Effects of segregation negatively impact health

November 7, 2013 by Brittaney Jewel Bethea

St. Louis remains one of the most segregated cities in the United States, as recently discussed in a BBC documentary highlighting the "Delmar Divide" as an example. It is an issue of pressing concern in a policy brief titled "Segregation: Divided Cities Lead to Differences in Health," explaining how segregation affects access to health-promoting resources and health outcomes such as chronic disease and death.

Written by Melody S. Goodman, PhD, assistant professor of surgery in the Division of Public Health Sciences at Washington University School of Medicine in St. Louis, and Keon L. Gilbert, DrPH, assistant professor of and health education in the College for Public Health & Social Justice at Saint Louis University, the brief is the fourth of five from a multidisciplinary study underway called "For the Sake of All: A Report on the Health and Well-Being of African Americans in St. Louis."

"Segregation itself is not the problem," Goodman said. "Segregation is just people of different races living in different communities. The issue with segregation is that it often causes inequality."

Researchers argue racial and economic results in neighborhoods with high poverty. This is associated with fewer banks investing in these areas, lower home values and poor job opportunities.

"The long-term effects of these many challenges mean that people living in neighborhoods with higher poverty have poorer health," Gilbert said.

For example, high-poverty neighborhoods have fewer public services and are more likely to have fast-food chains, liquor stores and convenience stores, as opposed to healthy food grocers. High-poverty neighborhoods also have greater exposure to pollution and violent crime. Research shows that communities with high proportions of racial and ethnic minorities also have less access to doctors. African-American neighborhoods, specifically, often have higher rates of poverty and death from heart disease and all cancers.

"Segregation impacts so many different aspects of life and suggests so many different challenges, which is why no one policy will be the perfect fix," Gilbert said.

A combination of policies was recommended throughout the brief:

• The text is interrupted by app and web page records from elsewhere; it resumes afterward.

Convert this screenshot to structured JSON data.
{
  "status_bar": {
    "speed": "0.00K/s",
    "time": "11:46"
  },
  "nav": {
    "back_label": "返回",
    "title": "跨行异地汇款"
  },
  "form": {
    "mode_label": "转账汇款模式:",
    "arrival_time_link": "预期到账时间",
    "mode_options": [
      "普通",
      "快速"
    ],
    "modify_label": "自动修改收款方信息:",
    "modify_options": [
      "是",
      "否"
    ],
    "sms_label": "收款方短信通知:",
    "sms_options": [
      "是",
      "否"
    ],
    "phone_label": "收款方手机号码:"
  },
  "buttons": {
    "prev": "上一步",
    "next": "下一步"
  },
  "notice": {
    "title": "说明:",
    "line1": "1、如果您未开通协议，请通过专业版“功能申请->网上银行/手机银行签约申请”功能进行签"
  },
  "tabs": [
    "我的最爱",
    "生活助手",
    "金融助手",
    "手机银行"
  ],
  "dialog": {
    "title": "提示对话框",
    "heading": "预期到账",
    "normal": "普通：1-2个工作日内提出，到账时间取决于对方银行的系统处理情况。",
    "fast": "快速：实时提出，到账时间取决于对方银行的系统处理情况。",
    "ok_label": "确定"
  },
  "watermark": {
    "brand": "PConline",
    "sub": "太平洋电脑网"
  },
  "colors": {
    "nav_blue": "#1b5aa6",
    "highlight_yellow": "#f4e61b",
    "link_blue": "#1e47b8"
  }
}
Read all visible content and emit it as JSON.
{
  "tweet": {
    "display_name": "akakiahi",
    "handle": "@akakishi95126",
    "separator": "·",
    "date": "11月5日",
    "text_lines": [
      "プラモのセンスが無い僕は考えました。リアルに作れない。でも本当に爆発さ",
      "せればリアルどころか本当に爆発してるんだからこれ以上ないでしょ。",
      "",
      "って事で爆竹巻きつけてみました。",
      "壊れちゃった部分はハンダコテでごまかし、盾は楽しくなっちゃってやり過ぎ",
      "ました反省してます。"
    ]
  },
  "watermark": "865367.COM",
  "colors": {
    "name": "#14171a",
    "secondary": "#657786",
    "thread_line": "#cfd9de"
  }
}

  • Invest in ensuring quality neighborhoods that promote with safe streets and sidewalks, access to fresh, high-quality foods and recreational green space for all in St. Louis.
  • Promote development and housing choice without displacement.
  • Promote the benefits of diverse neighborhoods and safeguard fair housing.

"Segregation ultimately affects an entire community, an entire city and an entire state," Gilbert said. "We are under-investing in our own success because of some of the effects of ."

The researchers stress perseverance and partnering with universities, medical centers and major companies to revitalize the city. "We must not only remain vigilant against all forms of discrimination in housing, but also promote and celebrate diversity in our and communities," the brief states.

Explore further: Mental health conditions negatively affect social and economic opportunity

More information: forthesakeofall.files.wordpres … 1/policy-brief-4.pdf

Related Stories

Mental health conditions negatively affect social and economic opportunity

October 18, 2013
A recent study revealed that adults in the City of St. Louis spend an average of 4.5 days a month in poor mental health, with St. Louis County not lagging far behind, at an average of 3 days a month.

Move to less impoverished neighborhoods boosts physical and mental health

September 20, 2012
Moving from a high-poverty to lower-poverty neighborhood spurs long-term gains in the physical and mental health of low-income adults, as well as a substantial increase in their happiness, despite not improving economic self-sufficiency, ...

Recommended for you

Women who sexually abuse children are just as harmful to their victims as male abusers

August 21, 2017
"That she might seduce a helpless child into sexplay is unthinkable, and even if she did so, what harm can be done without a penis?"

Despite benefits, half of parents against later school start times

August 18, 2017
Leading pediatrics and sleep associations agree: Teens shouldn't start school so early.

Doctors exploring how to prescribe income security

August 18, 2017
Physicians at St. Michael's Hospital are studying how full-time income support workers hired by health-care clinics can help vulnerable patients or those living in poverty improve their finances and their health.

Schoolchildren who use e-cigarettes are more likely to try tobacco

August 17, 2017
Vaping - or the use of e-cigarettes - is widely accepted as a safer option for people who are already smoking.

Federal snack program does not yield expected impacts, researchers find

August 17, 2017
A well-intentioned government regulation designed to offer healthier options in school vending machines has failed to instill better snacking habits in a sample of schools in Appalachian Virginia, according to a study by ...

In a nutshell: Walnuts activate brain region involved in appetite control

August 17, 2017
Packed with nutrients linked to better health, walnuts are also thought to discourage overeating by promoting feelings of fullness. Now, in a new brain imaging study, researchers at Beth Israel Deaconess Medical Center (BIDMC) ...

0 comments

Please sign in to add a comment. Registration is free, and takes less than a minute. Read more

Click here to reset your password.
Sign in to get notified via email when new comments are made.